walleThey had the world’s ugliest dog competition last week in Petaluma, California, and there is a new winner. The winning pooch was Walle (pictured left), a 4-year-old beagle, boxer and basset hound mix. What do ugly dogs have to do with your business? Read on.

As you look at this little dog, perhaps you’re struck by the fact that Walle is not ugly but, in fact, he is downright adorable. Our sentiments exactly. In fact, none of the nominees in this contest qualify as the “ugliest dog.” They’re all cute as cupcakes.

So what gives here? Why stage a dumb contest like this?

Even the most dim-witted among us know that there are no ugly dogs or babies. They’re all cute, particularly in the eyes of their families. You have to ask the civic boosters in Petaluma, but something tells me it has to do with garnering publicity – any kind of publicity. Maybe they were trying to enhance the town’s recognition by staging a pet contest in Petaluma?

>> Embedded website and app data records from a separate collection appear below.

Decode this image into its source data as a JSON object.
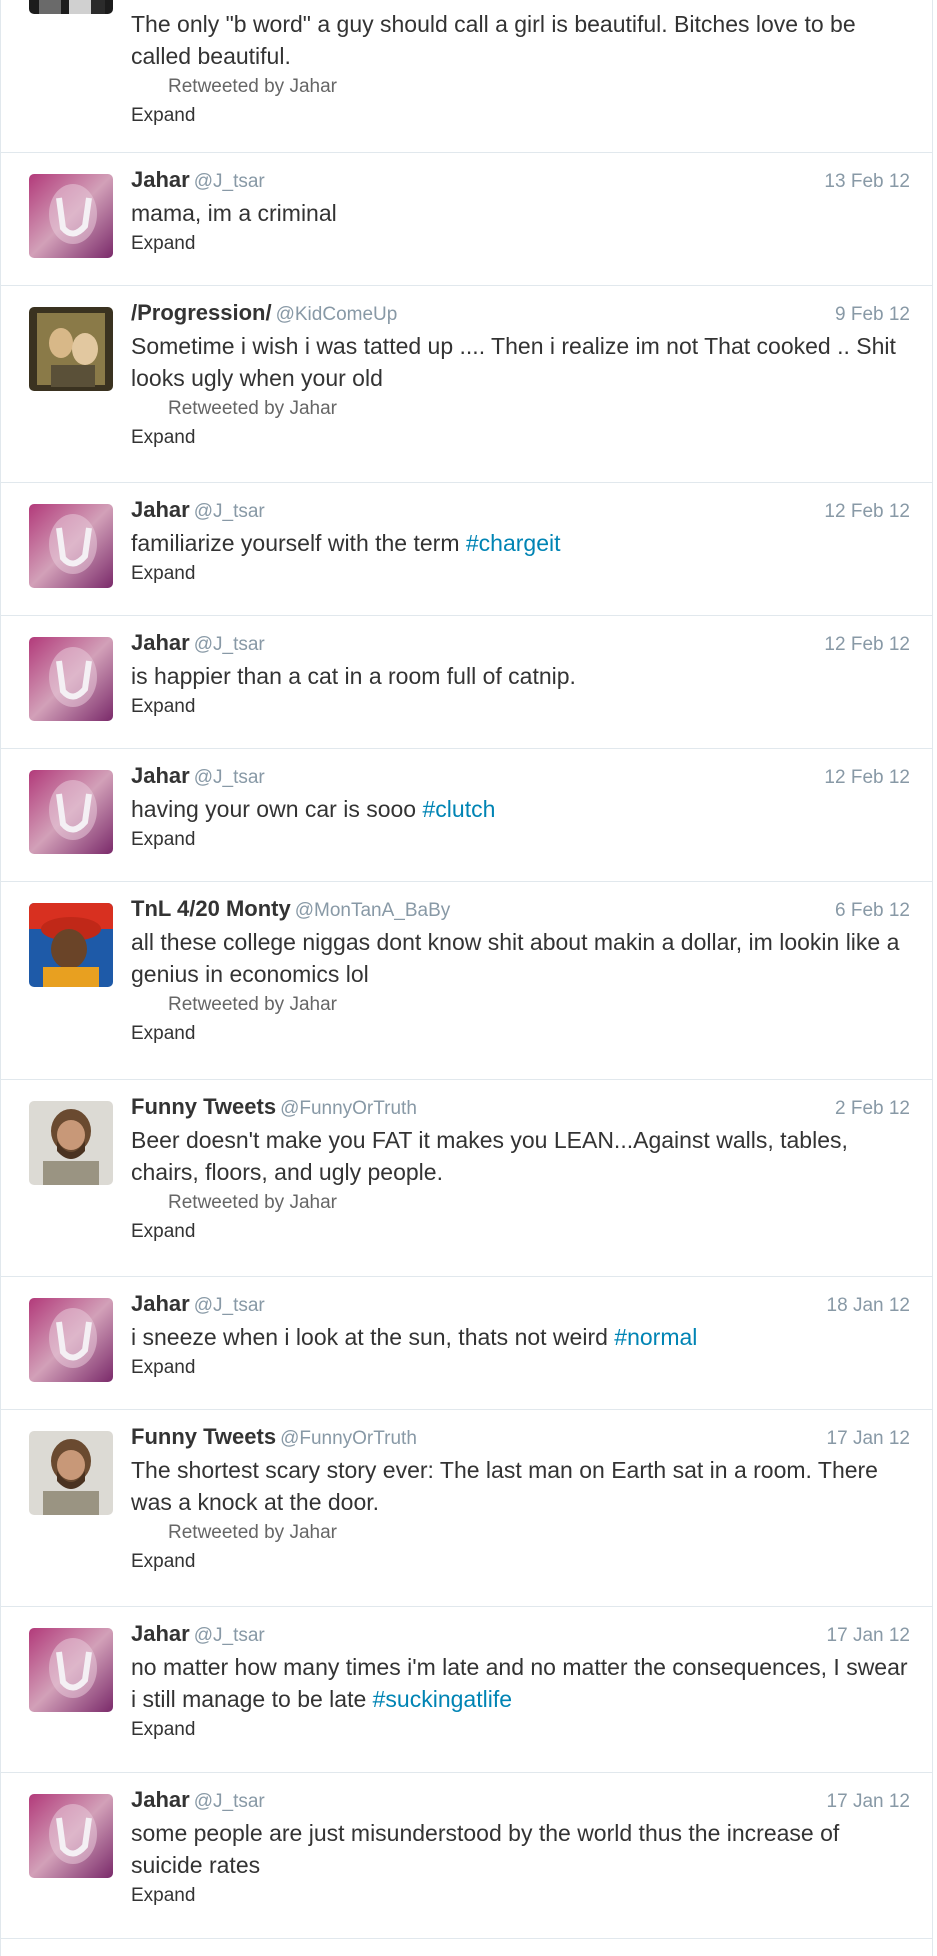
{
  "tweets": [
    {
      "name": "",
      "handle": "",
      "date": "",
      "avatar": "partial",
      "text": "The only \"b word\" a guy should call a girl is beautiful. Bitches love to be called beautiful.",
      "retweeted_by": "Retweeted by Jahar",
      "expand": "Expand"
    },
    {
      "name": "Jahar",
      "handle": "@J_tsar",
      "date": "13 Feb 12",
      "avatar": "jahar",
      "text": "mama, im a criminal",
      "retweeted_by": "",
      "expand": "Expand"
    },
    {
      "name": "/Progression/",
      "handle": "@KidComeUp",
      "date": "9 Feb 12",
      "avatar": "progression",
      "text": "Sometime i wish i was tatted up .... Then i realize im not That cooked .. Shit looks ugly when your old",
      "retweeted_by": "Retweeted by Jahar",
      "expand": "Expand"
    },
    {
      "name": "Jahar",
      "handle": "@J_tsar",
      "date": "12 Feb 12",
      "avatar": "jahar",
      "text_pre": "familiarize yourself with the term ",
      "hashtag": "#chargeit",
      "retweeted_by": "",
      "expand": "Expand"
    },
    {
      "name": "Jahar",
      "handle": "@J_tsar",
      "date": "12 Feb 12",
      "avatar": "jahar",
      "text": "is happier than a cat in a room full of catnip.",
      "retweeted_by": "",
      "expand": "Expand"
    },
    {
      "name": "Jahar",
      "handle": "@J_tsar",
      "date": "12 Feb 12",
      "avatar": "jahar",
      "text_pre": "having your own car is sooo ",
      "hashtag": "#clutch",
      "retweeted_by": "",
      "expand": "Expand"
    },
    {
      "name": "TnL 4/20 Monty",
      "handle": "@MonTanA_BaBy",
      "date": "6 Feb 12",
      "avatar": "monty",
      "text": "all these college niggas dont know shit about makin a dollar, im lookin like a genius in economics lol",
      "retweeted_by": "Retweeted by Jahar",
      "expand": "Expand"
    },
    {
      "name": "Funny Tweets",
      "handle": "@FunnyOrTruth",
      "date": "2 Feb 12",
      "avatar": "funny",
      "text": "Beer doesn't make you FAT it makes you LEAN...Against walls, tables, chairs, floors, and ugly people.",
      "retweeted_by": "Retweeted by Jahar",
      "expand": "Expand"
    },
    {
      "name": "Jahar",
      "handle": "@J_tsar",
      "date": "18 Jan 12",
      "avatar": "jahar",
      "text_pre": "i sneeze when i look at the sun, thats not weird ",
      "hashtag": "#normal",
      "retweeted_by": "",
      "expand": "Expand"
    },
    {
      "name": "Funny Tweets",
      "handle": "@FunnyOrTruth",
      "date": "17 Jan 12",
      "avatar": "funny",
      "text": "The shortest scary story ever: The last man on Earth sat in a room. There was a knock at the door.",
      "retweeted_by": "Retweeted by Jahar",
      "expand": "Expand"
    },
    {
      "name": "Jahar",
      "handle": "@J_tsar",
      "date": "17 Jan 12",
      "avatar": "jahar",
      "text_pre": "no matter how many times i'm late and no matter the consequences, I swear i still manage to be late ",
      "hashtag": "#suckingatlife",
      "retweeted_by": "",
      "expand": "Expand"
    },
    {
      "name": "Jahar",
      "handle": "@J_tsar",
      "date": "17 Jan 12",
      "avatar": "jahar",
      "text": "some people are just misunderstood by the world thus the increase of suicide rates",
      "retweeted_by": "",
      "expand": "Expand"
    }
  ]
}
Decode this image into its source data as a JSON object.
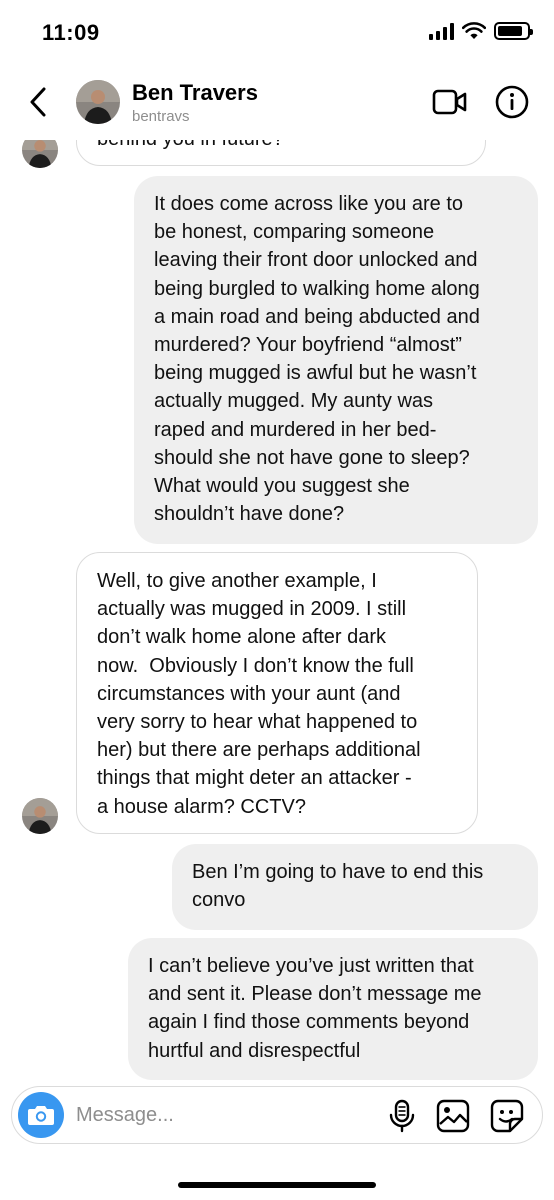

At Prejean Creative, we advise clients on public relations, promotional and social network strategies every day. We have seasoned professionals who understand how to present an issue, product or service in the best possible light, because your grandmother was right, you really don’t get a second chance to make a first impression.

Some misguided folks think that any kind of publicity is good publicity. Let us be the first to dissuade you of this opinion. Making fun of a perfectly adorable dog like Walle will not make people want to move their factory to your town, or stop in to have a soft drink in your convenience store as they speed up or down the freeway. It makes them think: “My, those people in the ugly dog contest town are mean. Let’s not stop here, Fred. Let’s go somewhere else.”

Gumbo, fajitas, crawfish, chili, rattlesnake and every other kind of “cook-off” are great tourism promotions to encourage people to stop and visit. Music fests and art festivals are also tried-and-true ways to get folks to come to your town and drop some money in the local economy. However, making fun of animals is not a good strategy for tourism development.

This is also a cautionary tale for the use of humor in promotional activities and advertising. When humor works, it can be amazingly effective and memorable.  However, when it doesn’t, it can come across as boorish and crude.

Most humor will offend someone. That’s the nature of humor. However, some humor is mean-spirited – such as choosing the ugliest puppy – and this is counter-productive to the goals of promotion.

The best advice is to be very careful when trying to use humor in promotion. Using racial stereotypes, gender stereotypes, jokes about physical or mental infirmities or other mean-spirited words or phrases should never be used no matter how hip you think your audience is. Even off-handed comments that fall into this category are off-limits for celebrities, people in the public eye, organizations or communities. And when they happen, the worst thing that can be done is to try and avoid responsibility for these comments.

Be very, very careful when you plan your next promotion, press release, social network post or ad campaign. In the wired world in which we live, the unintended consequences of something that seemed funny and compelling at the time can do more damage than good.